The problem :: In the material below, the lines containing the word "content" are required; copy each of them.

Start of Record excerpts

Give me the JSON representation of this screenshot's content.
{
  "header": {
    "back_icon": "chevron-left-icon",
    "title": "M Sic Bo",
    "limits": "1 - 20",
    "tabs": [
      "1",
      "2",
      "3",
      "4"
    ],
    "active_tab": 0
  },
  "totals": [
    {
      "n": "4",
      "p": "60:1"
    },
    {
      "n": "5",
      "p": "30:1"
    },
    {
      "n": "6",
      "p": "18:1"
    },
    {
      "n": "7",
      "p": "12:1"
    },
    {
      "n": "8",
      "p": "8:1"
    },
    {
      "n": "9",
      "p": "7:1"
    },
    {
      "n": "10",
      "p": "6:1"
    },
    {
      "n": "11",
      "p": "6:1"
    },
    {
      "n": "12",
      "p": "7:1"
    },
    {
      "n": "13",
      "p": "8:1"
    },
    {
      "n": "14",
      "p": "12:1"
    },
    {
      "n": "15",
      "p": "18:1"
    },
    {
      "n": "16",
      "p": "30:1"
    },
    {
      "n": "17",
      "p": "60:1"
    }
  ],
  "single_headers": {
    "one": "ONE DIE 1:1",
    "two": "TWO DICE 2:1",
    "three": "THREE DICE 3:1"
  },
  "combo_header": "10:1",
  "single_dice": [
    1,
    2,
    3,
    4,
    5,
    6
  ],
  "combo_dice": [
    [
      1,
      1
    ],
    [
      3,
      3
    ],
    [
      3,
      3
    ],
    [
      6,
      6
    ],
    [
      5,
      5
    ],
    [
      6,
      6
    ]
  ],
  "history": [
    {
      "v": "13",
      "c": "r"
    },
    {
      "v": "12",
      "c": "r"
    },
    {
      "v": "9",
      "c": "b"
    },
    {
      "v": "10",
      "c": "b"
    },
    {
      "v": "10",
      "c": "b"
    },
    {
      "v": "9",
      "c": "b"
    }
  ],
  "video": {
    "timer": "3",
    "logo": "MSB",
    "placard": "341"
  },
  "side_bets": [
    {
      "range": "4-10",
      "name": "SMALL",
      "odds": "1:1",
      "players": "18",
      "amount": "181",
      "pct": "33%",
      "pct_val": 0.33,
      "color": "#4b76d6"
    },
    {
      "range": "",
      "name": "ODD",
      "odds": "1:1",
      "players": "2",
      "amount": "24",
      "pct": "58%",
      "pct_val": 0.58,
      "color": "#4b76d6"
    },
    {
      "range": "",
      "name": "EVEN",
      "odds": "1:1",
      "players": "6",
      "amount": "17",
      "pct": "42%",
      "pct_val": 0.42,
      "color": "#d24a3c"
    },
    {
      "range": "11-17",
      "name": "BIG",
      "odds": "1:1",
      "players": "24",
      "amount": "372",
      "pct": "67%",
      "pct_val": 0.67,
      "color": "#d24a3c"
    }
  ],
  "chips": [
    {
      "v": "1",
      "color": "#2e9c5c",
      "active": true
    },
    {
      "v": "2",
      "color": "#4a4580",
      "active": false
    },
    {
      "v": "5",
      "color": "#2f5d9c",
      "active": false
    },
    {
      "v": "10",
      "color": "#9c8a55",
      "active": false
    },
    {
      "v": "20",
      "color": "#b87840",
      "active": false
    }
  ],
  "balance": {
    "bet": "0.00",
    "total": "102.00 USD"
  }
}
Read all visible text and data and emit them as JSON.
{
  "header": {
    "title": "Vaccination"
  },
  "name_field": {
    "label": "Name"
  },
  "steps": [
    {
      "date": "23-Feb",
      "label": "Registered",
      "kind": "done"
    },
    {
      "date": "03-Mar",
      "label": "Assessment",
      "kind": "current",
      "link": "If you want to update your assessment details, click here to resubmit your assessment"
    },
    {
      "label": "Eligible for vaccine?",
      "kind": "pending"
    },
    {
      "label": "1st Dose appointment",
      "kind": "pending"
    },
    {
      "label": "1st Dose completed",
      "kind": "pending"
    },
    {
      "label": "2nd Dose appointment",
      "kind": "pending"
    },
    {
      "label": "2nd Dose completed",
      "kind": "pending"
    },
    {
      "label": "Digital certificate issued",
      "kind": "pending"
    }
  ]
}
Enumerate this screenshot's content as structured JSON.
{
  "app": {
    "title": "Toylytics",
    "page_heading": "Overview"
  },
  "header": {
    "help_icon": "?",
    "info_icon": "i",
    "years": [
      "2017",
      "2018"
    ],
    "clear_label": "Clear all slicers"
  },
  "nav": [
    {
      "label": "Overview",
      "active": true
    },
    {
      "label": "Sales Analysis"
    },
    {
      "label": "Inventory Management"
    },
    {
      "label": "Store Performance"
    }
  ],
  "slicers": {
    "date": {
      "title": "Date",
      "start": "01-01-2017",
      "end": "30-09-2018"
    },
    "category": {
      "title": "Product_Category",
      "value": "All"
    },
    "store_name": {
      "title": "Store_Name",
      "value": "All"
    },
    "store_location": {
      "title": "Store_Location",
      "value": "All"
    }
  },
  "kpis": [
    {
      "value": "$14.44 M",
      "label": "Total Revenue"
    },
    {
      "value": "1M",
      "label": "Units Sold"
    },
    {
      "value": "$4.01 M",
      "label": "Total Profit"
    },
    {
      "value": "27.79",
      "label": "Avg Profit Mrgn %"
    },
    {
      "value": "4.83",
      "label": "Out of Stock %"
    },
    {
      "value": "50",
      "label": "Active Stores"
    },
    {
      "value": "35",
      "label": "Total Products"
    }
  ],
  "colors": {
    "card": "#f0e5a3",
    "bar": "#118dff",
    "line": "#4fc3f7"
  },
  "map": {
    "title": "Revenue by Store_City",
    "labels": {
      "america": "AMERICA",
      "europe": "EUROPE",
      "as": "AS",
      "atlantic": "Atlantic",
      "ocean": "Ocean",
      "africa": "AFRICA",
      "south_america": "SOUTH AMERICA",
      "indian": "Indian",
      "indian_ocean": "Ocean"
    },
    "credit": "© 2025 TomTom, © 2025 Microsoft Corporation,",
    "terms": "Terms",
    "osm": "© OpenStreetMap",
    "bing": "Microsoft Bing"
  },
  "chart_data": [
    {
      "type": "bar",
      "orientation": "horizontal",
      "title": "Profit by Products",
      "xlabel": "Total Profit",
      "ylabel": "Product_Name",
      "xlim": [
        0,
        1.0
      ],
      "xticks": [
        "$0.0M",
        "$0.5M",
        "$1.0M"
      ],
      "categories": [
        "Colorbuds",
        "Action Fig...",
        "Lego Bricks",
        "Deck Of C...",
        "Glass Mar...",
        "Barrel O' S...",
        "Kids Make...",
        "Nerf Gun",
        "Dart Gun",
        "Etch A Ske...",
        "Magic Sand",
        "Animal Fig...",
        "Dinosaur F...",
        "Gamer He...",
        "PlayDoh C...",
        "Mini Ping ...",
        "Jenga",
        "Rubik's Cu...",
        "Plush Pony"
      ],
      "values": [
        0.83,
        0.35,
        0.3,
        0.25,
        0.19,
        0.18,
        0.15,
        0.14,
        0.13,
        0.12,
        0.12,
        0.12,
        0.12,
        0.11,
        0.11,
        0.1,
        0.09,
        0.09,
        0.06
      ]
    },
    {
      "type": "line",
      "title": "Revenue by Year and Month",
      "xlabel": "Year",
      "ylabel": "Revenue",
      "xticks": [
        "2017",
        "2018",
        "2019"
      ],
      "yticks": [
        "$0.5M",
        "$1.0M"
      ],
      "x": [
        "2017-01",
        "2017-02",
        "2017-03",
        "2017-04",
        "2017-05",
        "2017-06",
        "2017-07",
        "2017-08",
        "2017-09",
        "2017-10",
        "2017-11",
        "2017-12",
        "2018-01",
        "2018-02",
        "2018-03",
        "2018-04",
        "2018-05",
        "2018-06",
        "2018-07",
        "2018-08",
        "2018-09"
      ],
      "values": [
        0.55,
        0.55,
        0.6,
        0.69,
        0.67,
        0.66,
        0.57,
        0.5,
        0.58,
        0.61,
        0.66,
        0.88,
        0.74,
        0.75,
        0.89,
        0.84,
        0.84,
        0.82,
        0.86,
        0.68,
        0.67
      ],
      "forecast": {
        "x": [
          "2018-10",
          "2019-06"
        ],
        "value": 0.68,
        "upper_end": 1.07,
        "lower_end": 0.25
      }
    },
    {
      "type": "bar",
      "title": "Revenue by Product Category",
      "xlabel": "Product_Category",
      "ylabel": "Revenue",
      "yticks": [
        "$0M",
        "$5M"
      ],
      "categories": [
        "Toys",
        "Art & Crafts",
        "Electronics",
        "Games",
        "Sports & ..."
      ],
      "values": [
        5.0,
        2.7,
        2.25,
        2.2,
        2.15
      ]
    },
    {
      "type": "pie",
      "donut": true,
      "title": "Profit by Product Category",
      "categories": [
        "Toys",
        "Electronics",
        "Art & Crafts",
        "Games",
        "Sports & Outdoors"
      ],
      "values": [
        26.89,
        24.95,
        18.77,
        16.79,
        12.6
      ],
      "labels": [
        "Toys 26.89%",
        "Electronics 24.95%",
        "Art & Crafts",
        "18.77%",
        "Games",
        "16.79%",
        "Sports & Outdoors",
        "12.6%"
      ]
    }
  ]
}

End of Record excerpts

Answer to this problem ::
Give me the JSON representation of this screenshot's content.
Enumerate this screenshot's content as structured JSON.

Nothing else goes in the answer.